Bishop is a 7-month old trainee for Guide Dogs for the Blind.
Some classes at the University of Arizona are getting some unexpected visitors dressed in collars and vests. A club, Paws for the Cause, has students training puppies to be service dogs for people with disabilities. The student dog trainers take on this responsibility in addition to their busy college schedules.
Paws for the Cause is the local arm of a national organization called Guide Dogs for the Blind, which specializes in breeding, training and dispersing professional service dogs. From the time the dogs are 8 weeks old, they are partnered with their human participants in Paws for the Cause. The pair then spends an entire year getting the dog ready to help a visually impaired individual mobilize better.
Pricilla Laro, a veterinary science major at the University of Arizona, is referred to as a puppy-raiser within the club, and she can be spotted on campus walking her 7 month-old trainee, Bishop. The two are practically inseparable throughout the day as Laro is required to take Bishop with her to almost any place she would normally visit on campus.
“Its gets him used to human interactions and different kinds of environments as well,” Laro said.

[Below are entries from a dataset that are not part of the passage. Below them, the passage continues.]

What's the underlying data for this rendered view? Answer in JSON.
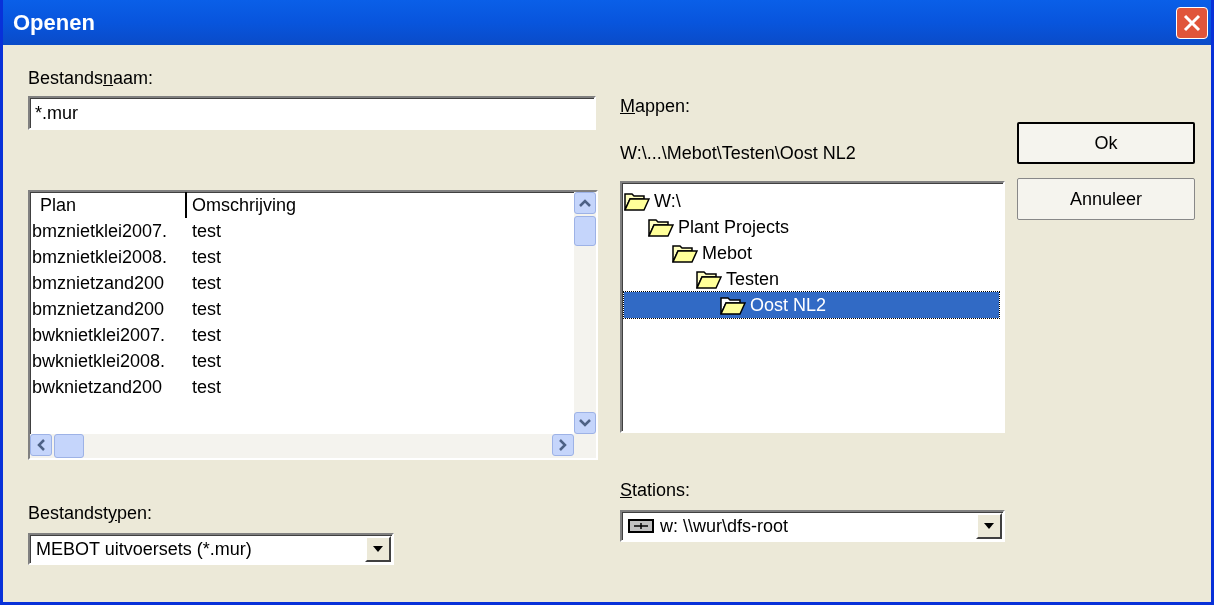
{
  "window": {
    "title": "Openen"
  },
  "file_name": {
    "label": {
      "before": "Bestands",
      "key": "n",
      "after": "aam:"
    },
    "value": "*.mur"
  },
  "file_list": {
    "columns": [
      "Plan",
      "Omschrijving"
    ],
    "rows": [
      {
        "plan": "bmznietklei2007.",
        "description": "test"
      },
      {
        "plan": "bmznietklei2008.",
        "description": "test"
      },
      {
        "plan": "bmznietzand200",
        "description": "test"
      },
      {
        "plan": "bmznietzand200",
        "description": "test"
      },
      {
        "plan": "bwknietklei2007.",
        "description": "test"
      },
      {
        "plan": "bwknietklei2008.",
        "description": "test"
      },
      {
        "plan": "bwknietzand200",
        "description": "test"
      }
    ]
  },
  "file_types": {
    "label": {
      "before": "Bestandst",
      "key": "y",
      "after": "pen:"
    },
    "value": "MEBOT uitvoersets (*.mur)"
  },
  "folders": {
    "label": {
      "key": "M",
      "after": "appen:"
    },
    "path": "W:\\...\\Mebot\\Testen\\Oost NL2",
    "tree": [
      {
        "label": "W:\\",
        "selected": false,
        "children": [
          {
            "label": "Plant Projects",
            "selected": false,
            "children": [
              {
                "label": "Mebot",
                "selected": false,
                "children": [
                  {
                    "label": "Testen",
                    "selected": false,
                    "children": [
                      {
                        "label": "Oost NL2",
                        "selected": true
                      }
                    ]
                  }
                ]
              }
            ]
          }
        ]
      }
    ]
  },
  "drives": {
    "label": {
      "key": "S",
      "after": "tations:"
    },
    "value": "w: \\\\wur\\dfs-root"
  },
  "buttons": [
    {
      "label": "Ok",
      "default": true
    },
    {
      "label": "Annuleer",
      "default": false
    }
  ]
}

The puppy raisers of Paws for the Cause like to challenge the senses of their trainees, by coordinating a club field-trips to places like the county fair, where the dogs are exposed to all sorts of distracting sounds and smells. The training process for the dogs is tracked through a series of evaluations to assess whether the dog and trainer have put in the appropriate amount of time and effort.
“It’s a really big commitment,” Laro said, “the process is very long, and so it’s not something to go into rather lightly.”
Paws for the Cause is open for anyone to join. The club gets together on a weekly basis every Sunday afternoon, with their dogs in tow of course.